Legal Aspects of Healthcare Administration

Medical Staff

The delineation of clinical privileges is important for improving the quality of patient care. This process is aimed at determining whether an individual practitioner can be allowed to perform diagnostic tests or therapeutic procedures (Pozgar, 2011, p. 182). It is essential for ensuring that the treatment is provided by competent professionals.

When the governing body approves the appointment or reappointment of physicians to medical staff, they assume a part of the responsibility for the actions of these professionals. Thus, they will pay more attention to the competence of these individuals. So, this activity is vital for safeguarding the wellbeing of patients.

A physician, who fails to respond to an emergency call, can be accused of negligence if a patient dies or sustains a permanent injury (Pozgar, 2011, p. 186). Therefore, this professional can be deprived of his/her license. Provided that this person has to attend another patient, he/she should appoint another service physician.

Hospitals are usually liable for every mistake made by a physician if this action or omission is related to the scope of his/her professional duties.

Hospital administrators can respond to disruptive behavior by giving informal counseling or developing a rehabilitation plan.

Provided that two physicians disagree about the needs of a patient, an attending physician should choose the evidence-based treatment methods that have already been tested. In this case, the main priority should be the wellbeing of a patient.

Radiologists and attending physicians can commit several malpractices. For instance, attending physicians may fail to order imaging studies on time. Moreover, they can misinterpret the images given by a radiologist.
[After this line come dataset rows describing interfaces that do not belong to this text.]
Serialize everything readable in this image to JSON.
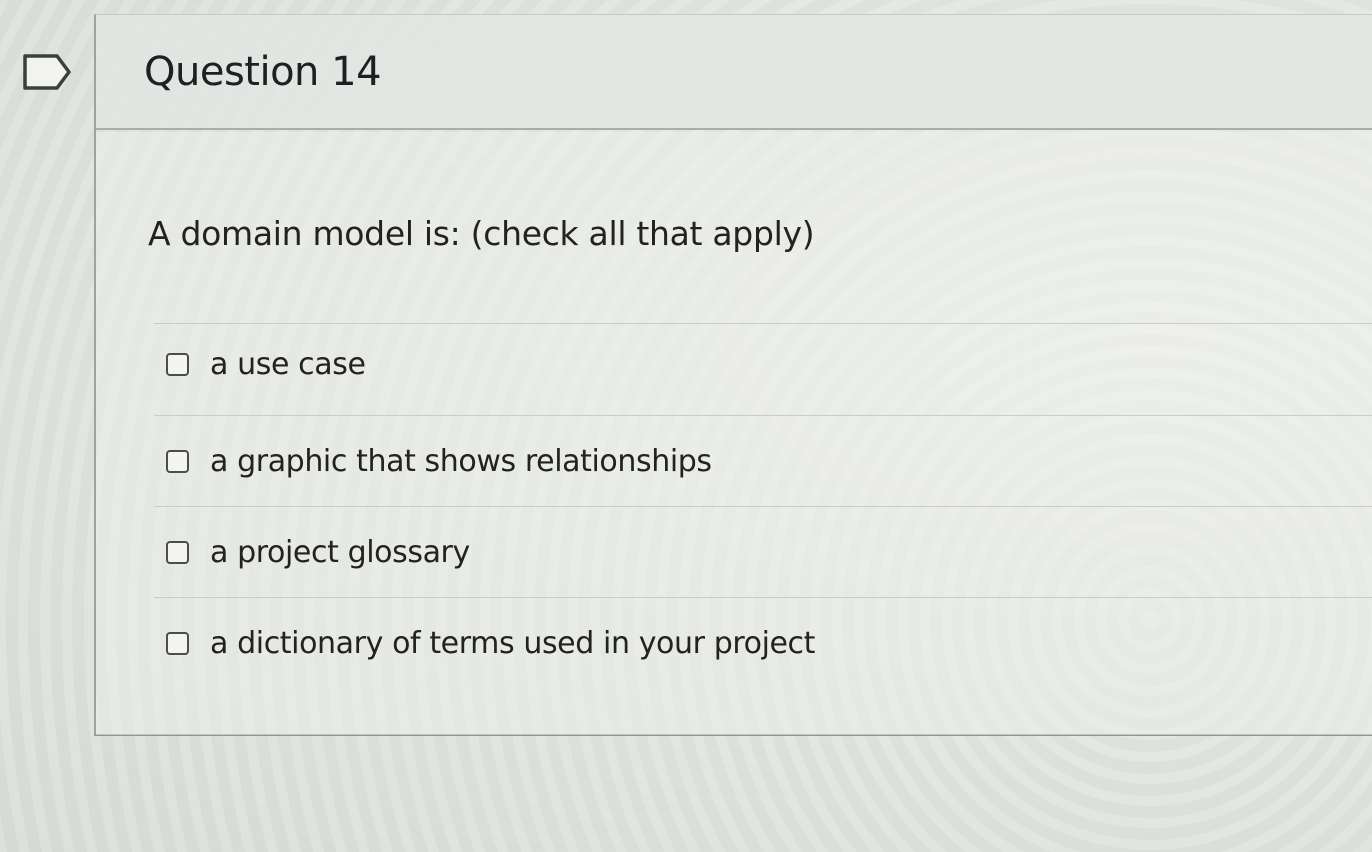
{
  "question": {
    "title": "Question 14",
    "prompt": "A domain model is: (check all that apply)",
    "answers": [
      {
        "label": "a use case",
        "checked": false
      },
      {
        "label": "a graphic that shows relationships",
        "checked": false
      },
      {
        "label": "a project glossary",
        "checked": false
      },
      {
        "label": "a dictionary of terms used in your project",
        "checked": false
      }
    ]
  },
  "icons": {
    "flag": "flag-icon"
  }
}
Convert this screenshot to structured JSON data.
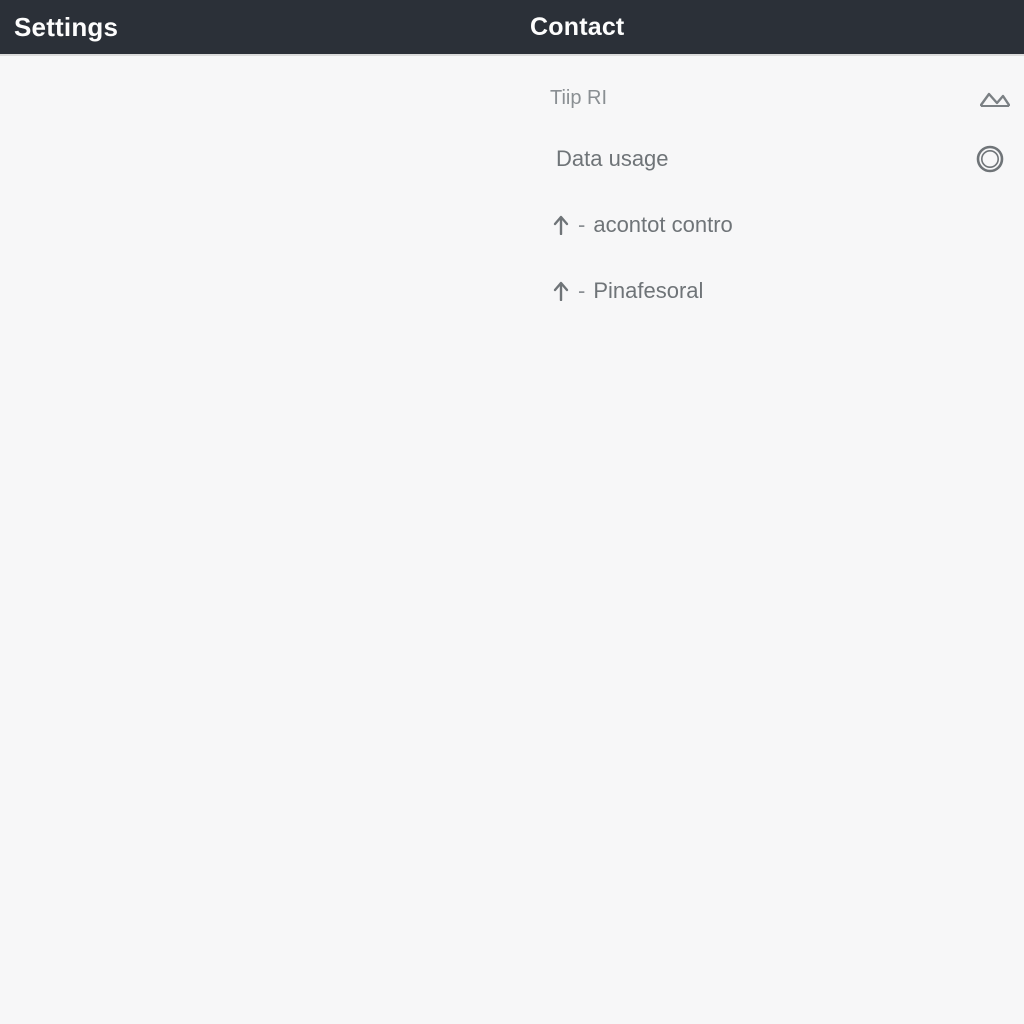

In turn, a radiologist can be accused of malpractices, if he/she does not deliver the images on time.

The poor outcome cannot always be attributed to the negligence of a physician if he/she followed evidence-based rules and procedures.

It is believed that a physician abandoned the patient if he discontinued the medical assistance against the intention of a patient (Pozgar, 2011, p. 211). Moreover, a medical worker can be accused of abandonment if he/she does not ask another physician to attend a patient. Additionally, a physician is guilty of abandonment, if he could foresee that the discontinuation of services could harm a patient.

Nursing and the Law

The scope of nursing is changing due to the development of technologies and the new legal or ethical responsibilities of these professionals. In many cases, they should respond to the urgent medical needs of a patient. For instance, they are allowed to make diagnoses and perform some therapeutic procedures such as cardiopulmonary resuscitation (Pozgar, 2011, p. 217). The widening scope of nurses’ duties is important for improving the quality of healthcare.

A nurse anesthetist is only responsible for the administration of anesthesia, while a clinical nurse specialist has to cope with a wide range of tasks such as managing a multi-disciplinary team, integrating evidence-based practices, or educating patients (Pozgar, 2011, p. 222). In other words, these professionals have a wider scope of responsibilities. In their turn, nurse practitioners engage mostly in primary healthcare. For instance, they have to perform some examinations and order some routine diagnostic tests. Yet, they can treat various patients. In contrast, nurse midwives have to work only with female patients and their newborn children.

The legal risks of nurses can face a lawsuit for negligence, malpractices, or documentation errors. Furthermore, the license can be suspended or revoked.

There are several types of errors that are related to the administration of drugs. For instance, a medical worker can choose the wrong drug, dose, or route of administration. These are the main pitfalls that should be avoided.

Nurses must not follow a physician’s order if they believe that it is erroneous. Instead, they need to ask a prescribing physician whether this instruction is valid. Additionally, they should report this case to a nurse manager.

It is important to report the changes in the patient’s condition because these changes often indicate that urgent action should be taken. This information is taken into account by a physician who needs to decide which treatment method should be chosen.

Nurses are not obliged to fix the equipment because they may not have the expertise to do it. However, they should report that this equipment is malfunctioning.

Liability by Departments and Health Care Professionals

The EMTALA (Emergency Medical Treatment and Active Labor Act) is supposed to ensure that every person can receive urgent medical treatment regardless of his/her financial resources or legal status. In other words, this legal action is aimed at increasing the availability of healthcare in the United States.

Sexual impropriety committed by a healthcare practitioner should not be always resolved within a medical institution because the administration can be prejudiced against a person. Furthermore, the victim of abuse may not receive the necessary protection.

It is possible to offer a piece of medical advice via the telephone. However, it is permissible only if a physician posses the records of a patient, especially the results of diagnostic tests. If this information is missing, any recommendations are not acceptable.

Healthcare professionals are concerned about prescription, administration, or control of medications because any error or malpractice can result in significant risks for a patient. In turn, it can lead to the revocation of a license or litigation.

There are several differences between licensing and certification. First of all, licensing can be viewed as the permission given by a state authority. Instead, certification is performed by a private organization. A certificate only implies that a person has reached a certain professional level. Nevertheless, a license is necessary for practicing a medical profession, while the certificate is not.

Reference List

Pozgar, G. (2011). Legal Aspects of Health Care Administration. New York, NY: Jones & Bartlett Publishers.